I remember gazing at last year’s winners and wishing to be one.
O naked ambition!
There are only three of us shortlisted.
Helen Yuet Ling Pang of World Foodie Guide
Tim Hayward of the Guardian and Observer Food Monthly‘s Word of Mouth and myself.
I feel a bit self-conscious – like maybe I should make more effort? But you know me
– I just want healthy fast food without fuss.
Like today’s lunch.
How much did it cost? £1.70 for 200g of homemade organic houmous from Better Food Company, about 60p for the tin of non-organic beans and approx £1.40 for a packet of organic alfafa sprouts from Scoopaway – and plenty for several servings.
I must do bean sprouts justice in a future blog because they really are a wonderfood. And cheap and easy to sprout yourself.
I did do posh last Wednesday: a £30 six course taster menu at Casamia for a special birthday treat. I was too busy eating to pronounce but I can say the salmon poached in olive oil with Jerusalem artichoke puree (see pic below) got rated “better than the Fat Duck” by those (not me) who had dined there.
I have just reviewed my few past posts and noticed quite a few BEAN recipes.

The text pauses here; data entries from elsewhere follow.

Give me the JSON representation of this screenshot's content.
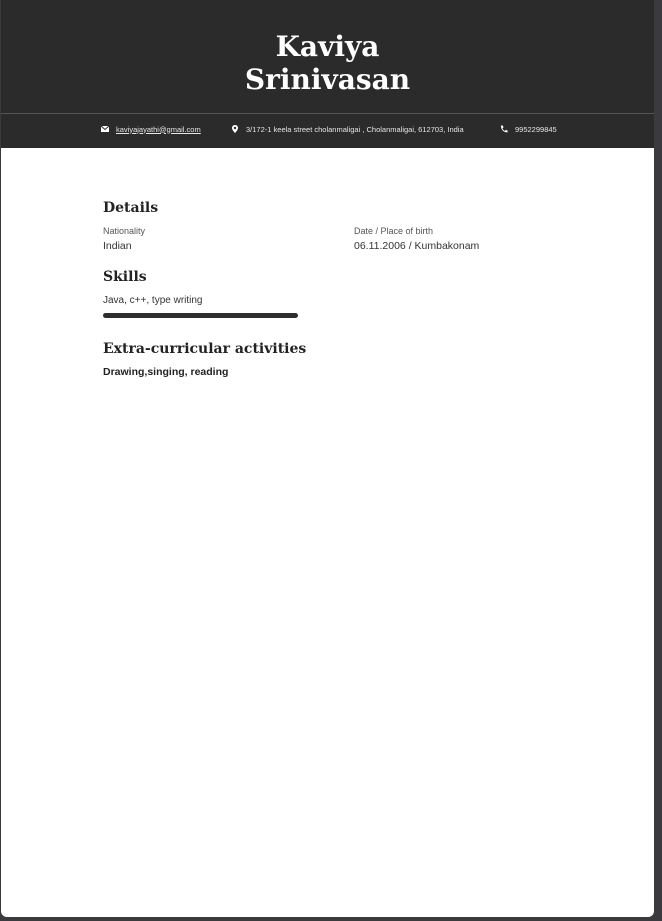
{
  "header": {
    "first_name": "Kaviya",
    "last_name": "Srinivasan",
    "email": "kaviyajayathi@gmail.com",
    "address": "3/172-1 keela street cholanmaligai , Cholanmaligai, 612703, India",
    "phone": "9952299845"
  },
  "details": {
    "title": "Details",
    "nationality_label": "Nationality",
    "nationality": "Indian",
    "birth_label": "Date / Place of birth",
    "birth": "06.11.2006 / Kumbakonam"
  },
  "skills": {
    "title": "Skills",
    "items": [
      {
        "name": "Java, c++, type writing",
        "level": 1.0
      }
    ]
  },
  "activities": {
    "title": "Extra-curricular activities",
    "text": "Drawing,singing, reading"
  },
  "icons": {
    "email": "envelope-icon",
    "address": "location-pin-icon",
    "phone": "phone-icon"
  },
  "colors": {
    "header_bg": "#2b2b2b",
    "accent": "#2e2e2e"
  }
}
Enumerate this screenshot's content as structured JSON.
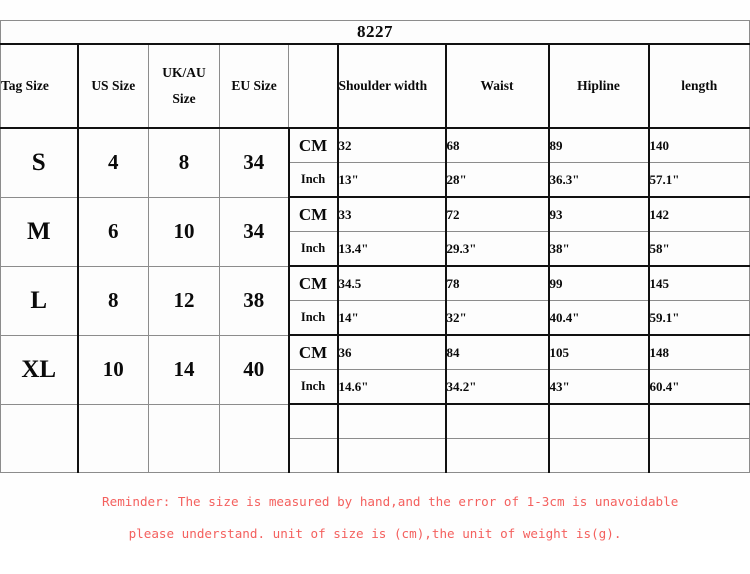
{
  "title": "8227",
  "columns": {
    "tag_size": "Tag Size",
    "us_size": "US Size",
    "uk_au_size": "UK/AU Size",
    "eu_size": "EU Size",
    "unit": "",
    "shoulder_width": "Shoulder width",
    "waist": "Waist",
    "hipline": "Hipline",
    "length": "length"
  },
  "units": {
    "cm": "CM",
    "inch": "Inch"
  },
  "rows": [
    {
      "tag_size": "S",
      "us_size": "4",
      "uk_au_size": "8",
      "eu_size": "34",
      "cm": {
        "shoulder_width": "32",
        "waist": "68",
        "hipline": "89",
        "length": "140"
      },
      "inch": {
        "shoulder_width": "13\"",
        "waist": "28\"",
        "hipline": "36.3\"",
        "length": "57.1\""
      }
    },
    {
      "tag_size": "M",
      "us_size": "6",
      "uk_au_size": "10",
      "eu_size": "34",
      "cm": {
        "shoulder_width": "33",
        "waist": "72",
        "hipline": "93",
        "length": "142"
      },
      "inch": {
        "shoulder_width": "13.4\"",
        "waist": "29.3\"",
        "hipline": "38\"",
        "length": "58\""
      }
    },
    {
      "tag_size": "L",
      "us_size": "8",
      "uk_au_size": "12",
      "eu_size": "38",
      "cm": {
        "shoulder_width": "34.5",
        "waist": "78",
        "hipline": "99",
        "length": "145"
      },
      "inch": {
        "shoulder_width": "14\"",
        "waist": "32\"",
        "hipline": "40.4\"",
        "length": "59.1\""
      }
    },
    {
      "tag_size": "XL",
      "us_size": "10",
      "uk_au_size": "14",
      "eu_size": "40",
      "cm": {
        "shoulder_width": "36",
        "waist": "84",
        "hipline": "105",
        "length": "148"
      },
      "inch": {
        "shoulder_width": "14.6\"",
        "waist": "34.2\"",
        "hipline": "43\"",
        "length": "60.4\""
      }
    },
    {
      "tag_size": "",
      "us_size": "",
      "uk_au_size": "",
      "eu_size": "",
      "cm": {
        "shoulder_width": "",
        "waist": "",
        "hipline": "",
        "length": ""
      },
      "inch": {
        "shoulder_width": "",
        "waist": "",
        "hipline": "",
        "length": ""
      }
    }
  ],
  "reminder": {
    "line1": "Reminder: The size is measured by hand,and the error of 1-3cm is unavoidable",
    "line2": "please understand. unit of size is (cm),the unit of weight is(g).",
    "color": "#f4605e"
  },
  "colors": {
    "text": "#0a0a0a",
    "grid_light": "#8c8c8c",
    "grid_heavy": "#111111",
    "background": "#fefefe"
  }
}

What can I say? Nothing beats them for health and budget. In fact I feel another one coming on…